- **YOUR TASK**
Only the closing part of the listing is wanted: reproduce exactly the line containing "Give me the" and all lines below it.

┌────────

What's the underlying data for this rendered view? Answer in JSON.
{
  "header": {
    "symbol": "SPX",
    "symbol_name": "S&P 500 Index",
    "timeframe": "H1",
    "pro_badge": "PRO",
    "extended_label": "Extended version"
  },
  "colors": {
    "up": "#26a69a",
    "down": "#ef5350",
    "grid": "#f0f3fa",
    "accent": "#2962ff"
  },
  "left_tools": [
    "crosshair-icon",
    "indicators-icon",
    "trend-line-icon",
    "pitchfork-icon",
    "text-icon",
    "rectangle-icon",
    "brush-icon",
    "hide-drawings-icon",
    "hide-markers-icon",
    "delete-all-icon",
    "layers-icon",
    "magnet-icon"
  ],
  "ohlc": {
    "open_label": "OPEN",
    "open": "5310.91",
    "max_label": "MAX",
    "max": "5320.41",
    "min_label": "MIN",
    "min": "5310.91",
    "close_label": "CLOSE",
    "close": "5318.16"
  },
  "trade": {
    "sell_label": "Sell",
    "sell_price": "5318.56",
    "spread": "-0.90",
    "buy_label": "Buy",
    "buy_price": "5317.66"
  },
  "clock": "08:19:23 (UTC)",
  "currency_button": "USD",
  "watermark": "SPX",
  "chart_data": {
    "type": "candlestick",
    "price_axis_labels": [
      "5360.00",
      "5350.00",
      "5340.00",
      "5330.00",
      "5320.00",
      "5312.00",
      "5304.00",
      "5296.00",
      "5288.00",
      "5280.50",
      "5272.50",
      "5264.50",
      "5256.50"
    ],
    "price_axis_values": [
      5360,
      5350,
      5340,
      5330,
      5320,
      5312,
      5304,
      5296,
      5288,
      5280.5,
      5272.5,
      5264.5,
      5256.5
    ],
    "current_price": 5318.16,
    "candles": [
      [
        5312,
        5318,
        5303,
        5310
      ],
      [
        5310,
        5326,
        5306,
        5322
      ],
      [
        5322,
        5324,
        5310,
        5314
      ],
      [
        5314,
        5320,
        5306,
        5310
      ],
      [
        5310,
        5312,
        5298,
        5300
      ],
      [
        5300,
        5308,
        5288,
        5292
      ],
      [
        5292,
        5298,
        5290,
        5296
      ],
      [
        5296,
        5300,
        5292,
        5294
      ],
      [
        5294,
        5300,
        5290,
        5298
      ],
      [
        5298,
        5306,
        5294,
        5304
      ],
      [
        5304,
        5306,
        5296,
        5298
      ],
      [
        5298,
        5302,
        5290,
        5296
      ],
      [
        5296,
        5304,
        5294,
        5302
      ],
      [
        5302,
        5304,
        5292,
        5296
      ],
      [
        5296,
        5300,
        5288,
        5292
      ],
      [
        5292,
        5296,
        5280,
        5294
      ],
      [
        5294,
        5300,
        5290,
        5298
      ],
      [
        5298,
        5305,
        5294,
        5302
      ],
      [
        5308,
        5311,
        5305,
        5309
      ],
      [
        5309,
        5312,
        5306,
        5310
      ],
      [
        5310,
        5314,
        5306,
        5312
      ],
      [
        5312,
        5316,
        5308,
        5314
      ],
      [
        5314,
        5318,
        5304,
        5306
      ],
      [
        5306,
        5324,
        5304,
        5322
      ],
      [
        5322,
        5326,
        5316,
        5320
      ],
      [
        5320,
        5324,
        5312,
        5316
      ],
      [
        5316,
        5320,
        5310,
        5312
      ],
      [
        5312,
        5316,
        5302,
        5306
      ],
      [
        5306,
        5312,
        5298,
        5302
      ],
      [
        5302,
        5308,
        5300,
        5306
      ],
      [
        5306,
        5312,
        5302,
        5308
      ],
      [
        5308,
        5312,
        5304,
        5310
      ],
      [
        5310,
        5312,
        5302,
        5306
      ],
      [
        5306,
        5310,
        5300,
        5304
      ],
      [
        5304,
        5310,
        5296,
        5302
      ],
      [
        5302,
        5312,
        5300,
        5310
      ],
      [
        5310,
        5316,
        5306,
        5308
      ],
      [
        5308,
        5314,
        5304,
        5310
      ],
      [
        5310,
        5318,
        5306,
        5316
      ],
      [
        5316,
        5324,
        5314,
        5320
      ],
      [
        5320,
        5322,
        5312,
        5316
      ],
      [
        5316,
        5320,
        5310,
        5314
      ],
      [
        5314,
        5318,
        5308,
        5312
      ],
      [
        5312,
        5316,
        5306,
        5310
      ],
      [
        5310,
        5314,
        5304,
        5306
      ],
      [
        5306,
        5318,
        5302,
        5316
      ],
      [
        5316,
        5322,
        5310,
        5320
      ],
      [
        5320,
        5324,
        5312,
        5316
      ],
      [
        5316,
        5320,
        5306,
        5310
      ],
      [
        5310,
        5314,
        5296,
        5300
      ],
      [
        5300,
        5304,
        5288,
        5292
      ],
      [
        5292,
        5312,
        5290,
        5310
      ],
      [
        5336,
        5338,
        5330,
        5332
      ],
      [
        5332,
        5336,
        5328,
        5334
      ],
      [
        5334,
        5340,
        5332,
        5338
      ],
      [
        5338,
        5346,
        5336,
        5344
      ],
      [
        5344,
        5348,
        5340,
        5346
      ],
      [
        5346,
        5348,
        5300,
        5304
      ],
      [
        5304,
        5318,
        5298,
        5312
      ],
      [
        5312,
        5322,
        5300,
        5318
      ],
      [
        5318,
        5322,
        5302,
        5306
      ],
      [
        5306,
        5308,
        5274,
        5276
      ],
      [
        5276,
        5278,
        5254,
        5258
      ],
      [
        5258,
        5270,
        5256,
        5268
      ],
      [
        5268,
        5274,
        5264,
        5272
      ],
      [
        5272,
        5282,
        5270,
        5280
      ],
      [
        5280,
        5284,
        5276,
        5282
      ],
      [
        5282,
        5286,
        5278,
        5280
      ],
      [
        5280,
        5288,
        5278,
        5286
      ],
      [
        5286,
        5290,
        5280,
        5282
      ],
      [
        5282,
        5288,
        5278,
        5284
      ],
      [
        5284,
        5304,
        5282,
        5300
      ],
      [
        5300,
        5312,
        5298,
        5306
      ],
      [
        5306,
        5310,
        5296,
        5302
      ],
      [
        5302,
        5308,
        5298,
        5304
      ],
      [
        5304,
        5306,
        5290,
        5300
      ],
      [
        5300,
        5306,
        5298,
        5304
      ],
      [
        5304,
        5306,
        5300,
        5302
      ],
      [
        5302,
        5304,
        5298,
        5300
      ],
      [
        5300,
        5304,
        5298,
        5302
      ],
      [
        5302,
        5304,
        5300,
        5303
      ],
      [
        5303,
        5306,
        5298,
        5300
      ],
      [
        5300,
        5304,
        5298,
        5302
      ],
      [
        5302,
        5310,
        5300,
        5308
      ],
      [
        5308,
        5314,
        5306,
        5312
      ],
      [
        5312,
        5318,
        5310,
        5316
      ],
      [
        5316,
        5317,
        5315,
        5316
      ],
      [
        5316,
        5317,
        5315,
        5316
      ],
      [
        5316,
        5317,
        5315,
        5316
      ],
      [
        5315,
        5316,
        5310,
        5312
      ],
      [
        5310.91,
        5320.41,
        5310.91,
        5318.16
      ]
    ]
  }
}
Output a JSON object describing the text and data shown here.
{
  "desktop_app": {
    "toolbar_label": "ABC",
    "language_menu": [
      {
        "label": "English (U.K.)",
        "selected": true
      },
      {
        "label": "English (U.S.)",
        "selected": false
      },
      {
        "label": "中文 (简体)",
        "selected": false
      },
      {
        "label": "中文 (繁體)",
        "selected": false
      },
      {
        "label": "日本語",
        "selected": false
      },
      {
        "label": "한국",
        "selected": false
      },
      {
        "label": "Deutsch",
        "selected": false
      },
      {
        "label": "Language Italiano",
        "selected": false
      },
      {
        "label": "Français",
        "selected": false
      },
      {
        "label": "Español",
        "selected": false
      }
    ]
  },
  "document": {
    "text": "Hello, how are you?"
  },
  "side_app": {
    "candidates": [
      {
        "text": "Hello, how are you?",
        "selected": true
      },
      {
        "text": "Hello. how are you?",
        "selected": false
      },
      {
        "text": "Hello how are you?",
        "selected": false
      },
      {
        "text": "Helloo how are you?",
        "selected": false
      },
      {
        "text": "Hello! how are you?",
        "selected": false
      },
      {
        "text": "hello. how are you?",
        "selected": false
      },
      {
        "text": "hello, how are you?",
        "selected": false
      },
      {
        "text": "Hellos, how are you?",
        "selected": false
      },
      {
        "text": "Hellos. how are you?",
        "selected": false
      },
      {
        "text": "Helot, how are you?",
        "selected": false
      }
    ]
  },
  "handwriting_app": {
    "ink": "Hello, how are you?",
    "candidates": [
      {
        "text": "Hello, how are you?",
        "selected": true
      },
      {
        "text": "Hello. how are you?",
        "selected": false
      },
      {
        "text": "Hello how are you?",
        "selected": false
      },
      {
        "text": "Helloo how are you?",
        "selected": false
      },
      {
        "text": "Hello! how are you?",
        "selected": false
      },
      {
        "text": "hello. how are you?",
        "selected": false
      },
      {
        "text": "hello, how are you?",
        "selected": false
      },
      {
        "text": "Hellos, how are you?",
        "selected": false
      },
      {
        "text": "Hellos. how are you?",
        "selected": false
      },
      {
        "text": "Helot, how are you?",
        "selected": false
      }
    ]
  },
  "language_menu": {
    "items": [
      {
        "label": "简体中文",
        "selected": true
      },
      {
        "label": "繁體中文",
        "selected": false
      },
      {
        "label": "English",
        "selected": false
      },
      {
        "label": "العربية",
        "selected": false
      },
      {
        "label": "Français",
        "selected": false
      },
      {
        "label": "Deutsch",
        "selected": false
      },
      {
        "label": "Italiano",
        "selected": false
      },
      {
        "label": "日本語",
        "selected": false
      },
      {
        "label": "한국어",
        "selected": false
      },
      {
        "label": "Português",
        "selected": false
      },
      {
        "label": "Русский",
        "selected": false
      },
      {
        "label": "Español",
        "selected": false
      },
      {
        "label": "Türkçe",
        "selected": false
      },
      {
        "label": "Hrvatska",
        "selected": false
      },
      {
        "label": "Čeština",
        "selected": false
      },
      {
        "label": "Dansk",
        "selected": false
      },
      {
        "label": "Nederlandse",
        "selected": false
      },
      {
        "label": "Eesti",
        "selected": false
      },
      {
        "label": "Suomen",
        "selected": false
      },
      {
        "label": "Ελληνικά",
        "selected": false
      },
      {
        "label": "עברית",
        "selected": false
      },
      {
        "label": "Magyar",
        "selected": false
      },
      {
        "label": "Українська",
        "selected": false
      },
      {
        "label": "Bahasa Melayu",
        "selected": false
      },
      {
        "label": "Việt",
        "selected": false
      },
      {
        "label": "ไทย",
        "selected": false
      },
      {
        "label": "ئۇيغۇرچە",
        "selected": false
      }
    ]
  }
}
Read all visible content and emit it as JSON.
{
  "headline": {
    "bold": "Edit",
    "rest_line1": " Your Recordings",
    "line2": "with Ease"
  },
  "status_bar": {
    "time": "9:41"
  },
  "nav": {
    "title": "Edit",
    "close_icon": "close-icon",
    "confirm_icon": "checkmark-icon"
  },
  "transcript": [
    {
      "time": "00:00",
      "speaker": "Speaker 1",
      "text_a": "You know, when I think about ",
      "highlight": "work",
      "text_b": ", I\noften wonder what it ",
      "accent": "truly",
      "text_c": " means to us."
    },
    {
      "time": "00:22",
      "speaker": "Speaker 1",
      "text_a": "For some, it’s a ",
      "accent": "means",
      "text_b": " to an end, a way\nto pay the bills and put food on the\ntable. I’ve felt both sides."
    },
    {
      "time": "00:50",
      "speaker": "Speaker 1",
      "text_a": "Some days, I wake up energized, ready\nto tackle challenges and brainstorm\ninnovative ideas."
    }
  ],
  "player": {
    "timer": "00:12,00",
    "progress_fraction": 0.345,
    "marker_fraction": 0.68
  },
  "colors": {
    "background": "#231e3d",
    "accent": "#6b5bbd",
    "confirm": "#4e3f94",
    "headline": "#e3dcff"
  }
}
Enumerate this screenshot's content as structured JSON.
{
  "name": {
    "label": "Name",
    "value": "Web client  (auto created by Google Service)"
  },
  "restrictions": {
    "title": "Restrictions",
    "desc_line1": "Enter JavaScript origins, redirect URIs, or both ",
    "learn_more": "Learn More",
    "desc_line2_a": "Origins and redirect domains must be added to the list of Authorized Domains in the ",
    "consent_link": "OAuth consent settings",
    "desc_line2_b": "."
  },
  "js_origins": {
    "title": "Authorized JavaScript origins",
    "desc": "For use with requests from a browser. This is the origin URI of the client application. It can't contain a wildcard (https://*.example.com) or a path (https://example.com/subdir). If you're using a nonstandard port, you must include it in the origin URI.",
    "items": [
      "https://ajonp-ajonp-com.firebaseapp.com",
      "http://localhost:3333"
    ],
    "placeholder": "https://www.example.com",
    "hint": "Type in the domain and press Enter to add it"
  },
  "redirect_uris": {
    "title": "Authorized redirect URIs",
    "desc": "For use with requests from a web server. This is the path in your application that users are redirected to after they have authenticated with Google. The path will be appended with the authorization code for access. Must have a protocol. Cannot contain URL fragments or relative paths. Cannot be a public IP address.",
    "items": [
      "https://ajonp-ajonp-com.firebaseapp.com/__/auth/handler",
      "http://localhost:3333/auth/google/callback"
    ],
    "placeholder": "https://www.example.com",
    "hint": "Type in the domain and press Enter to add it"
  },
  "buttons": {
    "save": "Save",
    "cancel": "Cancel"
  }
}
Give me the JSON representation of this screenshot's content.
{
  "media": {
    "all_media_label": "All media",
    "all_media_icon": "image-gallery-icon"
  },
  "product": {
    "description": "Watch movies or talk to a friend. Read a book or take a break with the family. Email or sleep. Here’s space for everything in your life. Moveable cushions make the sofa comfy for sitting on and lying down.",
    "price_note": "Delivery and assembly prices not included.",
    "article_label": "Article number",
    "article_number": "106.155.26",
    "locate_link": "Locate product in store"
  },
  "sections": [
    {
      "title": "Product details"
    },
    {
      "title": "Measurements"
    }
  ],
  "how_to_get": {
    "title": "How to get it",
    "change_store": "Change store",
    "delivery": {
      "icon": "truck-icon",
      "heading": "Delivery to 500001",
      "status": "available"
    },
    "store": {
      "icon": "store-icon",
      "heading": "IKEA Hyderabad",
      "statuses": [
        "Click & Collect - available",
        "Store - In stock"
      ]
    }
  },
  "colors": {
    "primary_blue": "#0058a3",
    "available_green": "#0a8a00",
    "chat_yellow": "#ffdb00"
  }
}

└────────

- **WRITTEN SOLUTION**
Give me the JSON representation of this screenshot's content.
{
  "media": {
    "all_media_label": "All media",
    "all_media_icon": "image-gallery-icon"
  },
  "product": {
    "description": "Watch movies or talk to a friend. Read a book or take a break with the family. Email or sleep. Here’s space for everything in your life. Moveable cushions make the sofa comfy for sitting on and lying down.",
    "price_note": "Delivery and assembly prices not included.",
    "article_label": "Article number",
    "article_number": "106.155.26",
    "locate_link": "Locate product in store"
  },
  "sections": [
    {
      "title": "Product details"
    },
    {
      "title": "Measurements"
    }
  ],
  "how_to_get": {
    "title": "How to get it",
    "change_store": "Change store",
    "delivery": {
      "icon": "truck-icon",
      "heading": "Delivery to 500001",
      "status": "available"
    },
    "store": {
      "icon": "store-icon",
      "heading": "IKEA Hyderabad",
      "statuses": [
        "Click & Collect - available",
        "Store - In stock"
      ]
    }
  },
  "colors": {
    "primary_blue": "#0058a3",
    "available_green": "#0a8a00",
    "chat_yellow": "#ffdb00"
  }
}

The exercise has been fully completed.